“Definitely everyone has strong opinions, there’s so much hatred in our school,” she said. “You get judged if you’re wearing a mask, you get judged if you’re not wearing a mask. It’s absolutely chaos at school. It’s just hatred on hatred. It’s just people bullying each other.”
Meanwhile, Mateo Farzaneh sent his third-grader to school Monday morning in Lincolnwood, worried that she wouldn’t keep her mask on.
Farzaneh said his family has been particularly cautious about the coronavirus given that he has a concerning health condition; he’s likewise mindful of teachers’ safety, and believes that masks should be mandatory as long as health experts say there’s a need.
Lincolnwood District 74 is not a plaintiff in the suit, and Grischow did not certify the case as a class action, but the Lincolnwood district wrote parents that the “court order is in effect and Governor Pritzker’s Executive Orders regarding facial masking are not” so at this point masks are recommended, not required.
Farzaneh said he had a careful conversation with his daughter about the need to keep her nose and mouth covered with a mask, even if other kids take off their masks.
“Mostly concerned and worried about peer pressure, because she wants to fit in like all the other 8-year-olds and we didn’t want her to feel pressured by students in her class that she doesn’t need to wear the mask, because their adults might have told them something different,” he said. “So it was a confusing time last night and early this morning there was a little bit of crying and concerns that no parents want to see, obviously.”
Pritzker on Monday morning said the order from the Sangamon County judge “cultivates chaos” for parents, children and school leaders across the state.
“Judge Raylene Grischow’s ruling is out of step with the vast majority of legal analysis in Illinois and across the nation,” Pritzker said Monday at an unrelated press event in Chicago. “Most importantly, it constrains the ability of the named school districts to maintain safe in-person learning requirements. As if kids need a minute more of remote learning.”

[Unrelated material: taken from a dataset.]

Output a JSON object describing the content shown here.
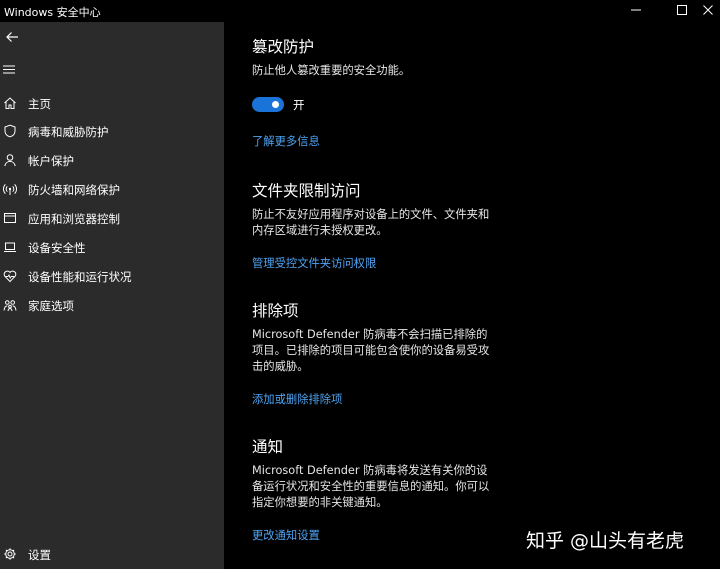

Grischow issued the temporary restraining order late Friday in a case brought by a group of parents and teachers, and the ruling affects students in 146 school districts across the state. In her ruling, Grischow said those parties would “suffer irreparable injury” if she were to not issue the order.
“This court acknowledges the tragic toll the COVID-19 pandemic has taken, not only on this state but throughout the nation and globe,” the judge wrote in her order. “Nonetheless, it is the duty of the courts to preserve the rule of law and ensure that all branches of government act within the bounds of the authority granted under the Constitution.”
Among the districts named in the lawsuit is Chicago Public Schools, but district officials have said they will continue their COVID-19 safety protocols, including universal masking by students and staff, as well as vaccination and testing requirements for staff members.
As Pritzker noted Monday, school districts like CPS who have come to an agreement with their labor unions over COVID-19 mitigations must continue to follow public health requirements, regardless of Grischow’s order.
Chicago Teachers Union Vice President Stacy Davis Gates said the union is prepared to defend its safety agreement with the city and is ready to fight alongside CPS and Chicago leaders to do so.
“Let’s go fight the real bully,” she said at a separate press conference Monday. “We are willing to stand shoulder-to-shoulder with Mayor (Lori) Lightfoot and (CPS CEO) Pedro (Martinez) against who really are harming our school community.”
The governor maintains that both the judge and the parties who brought the lawsuit have misread a law regarding due process rights for those who have been ordered to wear masks.
“As for this specific case, poor legal reasoning should not take one of our most effective tools off the table,” Pritzker said. “We want to make sure that we are getting an appeal heard as soon as possible so that we can, you know, rid ourselves of the fog of the, frankly, not good decision by the Sangamon County Court.”